Showing posts with label denial. Show all posts
Showing posts with label denial. Show all posts

Friday, May 25, 2012

Bailing with a thimble

Who are these intrepid sailors in their home-made boat?

They certainly have good team spirit. You can hear snatches of their team song.
Our little boat is flimsy, the rush of waters strong,
The mighty River Science carries us along.
They like to think of themsevles as scientists, though they don't collect data. Instead, they spend their time picking over the details of other people's science. Without serious skills in maths or any of the science disciplines, at best they are "backyard tinkerers".

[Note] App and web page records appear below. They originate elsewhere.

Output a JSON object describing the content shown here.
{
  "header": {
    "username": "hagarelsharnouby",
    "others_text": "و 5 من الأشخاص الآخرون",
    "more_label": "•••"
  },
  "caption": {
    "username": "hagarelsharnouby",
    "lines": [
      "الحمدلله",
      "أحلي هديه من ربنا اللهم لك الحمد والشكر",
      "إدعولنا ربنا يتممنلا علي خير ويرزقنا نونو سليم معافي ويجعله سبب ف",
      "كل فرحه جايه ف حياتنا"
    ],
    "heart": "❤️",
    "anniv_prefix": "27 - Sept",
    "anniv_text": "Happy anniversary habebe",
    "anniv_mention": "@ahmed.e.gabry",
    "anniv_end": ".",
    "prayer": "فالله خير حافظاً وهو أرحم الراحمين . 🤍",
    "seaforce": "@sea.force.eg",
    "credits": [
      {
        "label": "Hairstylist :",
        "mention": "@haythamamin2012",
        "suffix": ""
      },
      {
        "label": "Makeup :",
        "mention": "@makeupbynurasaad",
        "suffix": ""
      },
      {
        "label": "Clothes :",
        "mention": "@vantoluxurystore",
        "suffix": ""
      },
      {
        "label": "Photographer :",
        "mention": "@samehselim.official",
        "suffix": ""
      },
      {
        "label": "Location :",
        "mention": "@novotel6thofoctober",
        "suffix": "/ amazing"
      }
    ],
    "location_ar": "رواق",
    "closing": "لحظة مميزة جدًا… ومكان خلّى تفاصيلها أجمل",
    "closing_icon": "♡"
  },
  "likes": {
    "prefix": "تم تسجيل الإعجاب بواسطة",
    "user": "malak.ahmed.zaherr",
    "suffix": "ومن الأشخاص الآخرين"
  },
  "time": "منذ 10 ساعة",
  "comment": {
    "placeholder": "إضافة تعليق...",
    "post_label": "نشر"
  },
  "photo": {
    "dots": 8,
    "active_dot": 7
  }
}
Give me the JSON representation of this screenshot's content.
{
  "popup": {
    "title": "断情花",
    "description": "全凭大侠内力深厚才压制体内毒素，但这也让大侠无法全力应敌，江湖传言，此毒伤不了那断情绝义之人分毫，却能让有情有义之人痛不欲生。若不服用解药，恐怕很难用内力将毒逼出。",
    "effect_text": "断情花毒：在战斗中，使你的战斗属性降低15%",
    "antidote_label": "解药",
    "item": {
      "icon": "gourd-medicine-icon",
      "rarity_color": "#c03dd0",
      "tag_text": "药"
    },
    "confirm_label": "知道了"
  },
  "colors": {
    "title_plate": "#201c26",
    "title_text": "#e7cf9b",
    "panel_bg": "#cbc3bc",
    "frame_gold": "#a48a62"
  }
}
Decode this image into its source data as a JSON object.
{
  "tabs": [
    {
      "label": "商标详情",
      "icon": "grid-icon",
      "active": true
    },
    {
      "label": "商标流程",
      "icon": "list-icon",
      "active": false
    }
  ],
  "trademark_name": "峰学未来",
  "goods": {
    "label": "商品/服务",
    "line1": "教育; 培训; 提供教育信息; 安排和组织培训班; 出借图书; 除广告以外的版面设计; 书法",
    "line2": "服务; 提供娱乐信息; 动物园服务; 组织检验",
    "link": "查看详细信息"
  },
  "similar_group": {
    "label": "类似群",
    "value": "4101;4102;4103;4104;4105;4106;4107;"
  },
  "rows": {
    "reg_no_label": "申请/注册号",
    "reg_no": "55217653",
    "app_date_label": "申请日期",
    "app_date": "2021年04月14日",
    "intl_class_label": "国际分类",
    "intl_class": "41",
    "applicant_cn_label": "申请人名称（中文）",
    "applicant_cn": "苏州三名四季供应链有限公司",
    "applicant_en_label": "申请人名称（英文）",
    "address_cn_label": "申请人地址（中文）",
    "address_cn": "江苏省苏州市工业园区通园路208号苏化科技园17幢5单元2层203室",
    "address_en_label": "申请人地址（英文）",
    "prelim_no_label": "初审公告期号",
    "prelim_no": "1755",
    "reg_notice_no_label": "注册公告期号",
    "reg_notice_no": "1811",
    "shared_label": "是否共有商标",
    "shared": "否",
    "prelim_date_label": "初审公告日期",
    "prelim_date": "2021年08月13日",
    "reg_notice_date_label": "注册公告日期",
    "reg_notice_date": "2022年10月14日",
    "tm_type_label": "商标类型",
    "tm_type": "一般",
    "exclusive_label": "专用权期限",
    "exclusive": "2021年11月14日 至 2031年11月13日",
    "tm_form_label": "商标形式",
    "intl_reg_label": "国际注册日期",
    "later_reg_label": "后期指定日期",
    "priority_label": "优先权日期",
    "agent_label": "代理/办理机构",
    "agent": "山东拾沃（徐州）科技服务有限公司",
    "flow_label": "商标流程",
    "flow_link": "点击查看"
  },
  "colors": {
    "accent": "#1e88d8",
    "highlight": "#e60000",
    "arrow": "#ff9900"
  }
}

They tend to hang out together in online forums and blogs where they sing songs of mutual solidarity, bound together by opposition to mainstream science. 
But we’re not going lightly, we know that they are wrong.
Paddle harder boys and join me in our song.
They are the the oddball world of climate change denial, fighting a rearguard action against the massive flow of evidence for anthropogenic global warming (AGW). They put a brave face on their efforts to save the world from mainstream science.
Bailing with a thimble, 
Paddling with a toothpick 
Our minds and hearts are nimble 
Their Science makes us sick. 
Perhaps it was nausea that caused one of the sailors aboard the little boat Denial to fall overboard this week. After their own-goal with the Unabomber billboard, the Heartland Institute announced that they don't have the funding to continue running their deniala-palooza conferences.

We would laugh at the little boat Denial, paddling against the mighty flow of River Science, if they were harmless. The trouble is, there are a few of them bumping around in the river, spreading lies and confusion.  Some are paddling to the tune of "It's not happening" while others are paddling to various different beats like "It's happening but it won't affect us" or "Go slow, we just don't know".

They're going around in circles, but they've managed to create doubt and apprehension about the transition to a low carbon future.

It helps if we recognise that their 'toothpick and thimble' approach to science is fairly useless. This may discourage others from getting aboard the little boat Denial.

Monday, April 30, 2012

Addicted to oil

George W Bush famously declared in his 2006 State of the Union speech that "America is addicted to oil."

But either he didn't know much about addiction, or he didn't recognise his own addiction because he did nothing to help wean the U.S. off its oil addiction.  A few weeks after the speech, the budget he sent to Congress cut $100 million from federal energy conservation programs.

The addiction analogy is compelling and widely used. Andrew Sims uses it in this Guardian article that discusses our deep dependence on oil and our unpreparedness for necessary change. Carol Linnitt uses the addiction analogy in this Desmogblog article about the tactics used by Canadian governments to keep pumping oil regardless of the environmental damage.

In his article about Bikeshares, Adam Jones says says America is addicted to oil and that coming up with feasible alternatives to treat that addiction hasn’t been easy. Sticking to the analogy, Jones recommends Bikeshares as the "methadone of transportation".

Brigadier General Steve Anderson calls on Americans to wean themselves off their oil addiction. He says this should be a top priority for all politicians, regardless of party and says it starts with dealing in facts—not fiction—about the Keystone XL tar sands pipeline and its nonexistent role in lowering gas prices.

Australian academic Samuel Alexander describes the Gulf of Mexico oil spill as testament to the world’s addiction to oil, because it suggests that the world would sooner go out on a limb and risk great injury,  rather than rethink consumption.

Maria van der Hoeven, executive director of the International Energy Agency (IEA), lashes governments once more for their inaction.
Our addiction to fossil fuels grows stronger each year. Many clean energy technologies are available but they are not being deployed quickly enough to avert potentially disastrous consequences.

To meet the carbon cuts that scientists calculate are needed, the IEA says the world needs to generate 28% of its electricity from renewable sources by 2020 and 47% by 2035. Yet renewables now make up just 16% of global electricity supply.

Van der Hoeven puts the blame squarely on policymakers, and she challenges ministers to step up to the task of weaning the world off its addiction to oil.